# Instructions to follow
Among the entries below, find all lines that include "Sharing" and copy them.

# Extracted material

Start of Block

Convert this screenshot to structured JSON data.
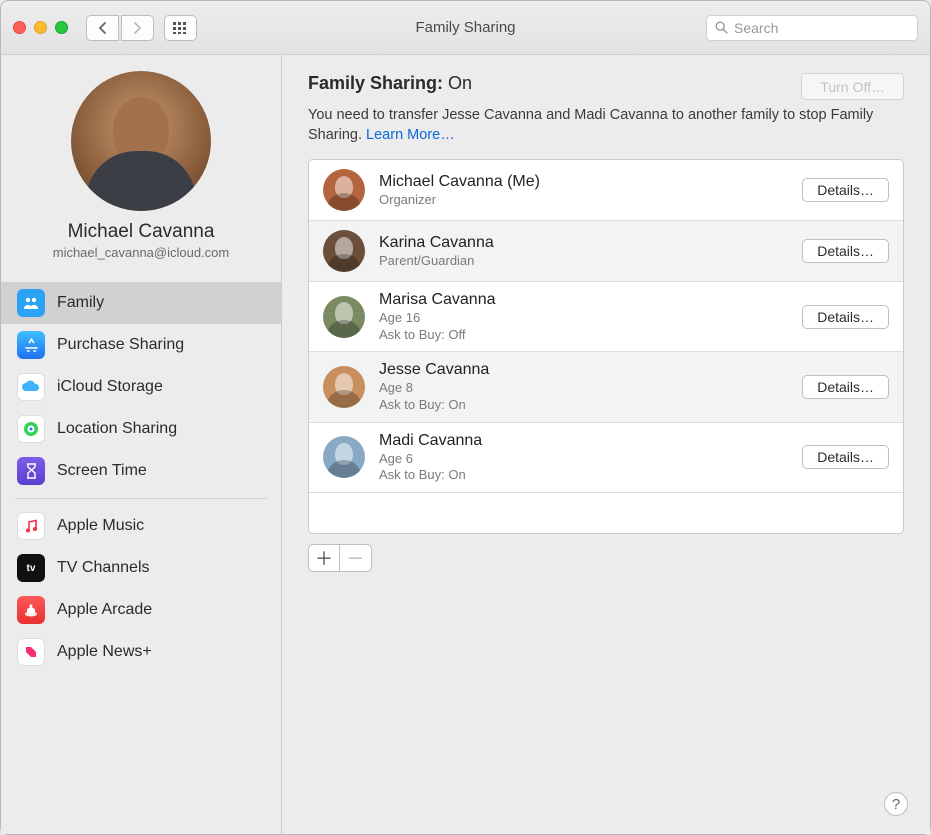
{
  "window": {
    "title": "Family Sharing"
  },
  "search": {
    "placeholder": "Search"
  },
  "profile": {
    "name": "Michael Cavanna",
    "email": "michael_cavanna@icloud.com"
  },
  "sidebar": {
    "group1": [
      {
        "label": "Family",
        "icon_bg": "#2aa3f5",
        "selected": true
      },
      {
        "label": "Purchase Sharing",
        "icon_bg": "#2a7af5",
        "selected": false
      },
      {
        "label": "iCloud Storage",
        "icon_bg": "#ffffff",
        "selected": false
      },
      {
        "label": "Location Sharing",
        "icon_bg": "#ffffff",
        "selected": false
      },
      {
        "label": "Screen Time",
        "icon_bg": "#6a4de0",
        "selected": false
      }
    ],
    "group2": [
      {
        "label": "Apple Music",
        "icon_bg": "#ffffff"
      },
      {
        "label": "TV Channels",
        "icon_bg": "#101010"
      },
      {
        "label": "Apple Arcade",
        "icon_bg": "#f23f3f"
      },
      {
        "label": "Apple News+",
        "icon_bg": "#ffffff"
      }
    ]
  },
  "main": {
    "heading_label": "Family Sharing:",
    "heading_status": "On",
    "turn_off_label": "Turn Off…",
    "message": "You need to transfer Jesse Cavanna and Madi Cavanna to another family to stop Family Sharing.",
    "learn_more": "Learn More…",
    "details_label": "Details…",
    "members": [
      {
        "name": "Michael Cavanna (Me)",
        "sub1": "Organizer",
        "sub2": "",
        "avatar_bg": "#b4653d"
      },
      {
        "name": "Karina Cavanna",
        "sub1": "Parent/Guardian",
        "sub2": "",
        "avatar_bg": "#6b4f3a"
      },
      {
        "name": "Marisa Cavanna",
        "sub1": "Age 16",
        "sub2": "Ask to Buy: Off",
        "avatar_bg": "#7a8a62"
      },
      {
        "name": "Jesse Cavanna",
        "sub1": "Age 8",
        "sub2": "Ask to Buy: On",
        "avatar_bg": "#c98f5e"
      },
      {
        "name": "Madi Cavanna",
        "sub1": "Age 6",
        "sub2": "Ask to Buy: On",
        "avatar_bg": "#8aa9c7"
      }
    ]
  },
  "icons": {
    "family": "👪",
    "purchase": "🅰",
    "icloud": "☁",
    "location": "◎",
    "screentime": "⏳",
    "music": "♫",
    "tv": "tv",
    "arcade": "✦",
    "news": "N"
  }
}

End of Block

# Solution below
    "title": "Family Sharing"
        "label": "Purchase Sharing",
        "label": "Location Sharing",
    "heading_label": "Family Sharing:",
    "message": "You need to transfer Jesse Cavanna and Madi Cavanna to another family to stop Family Sharing.",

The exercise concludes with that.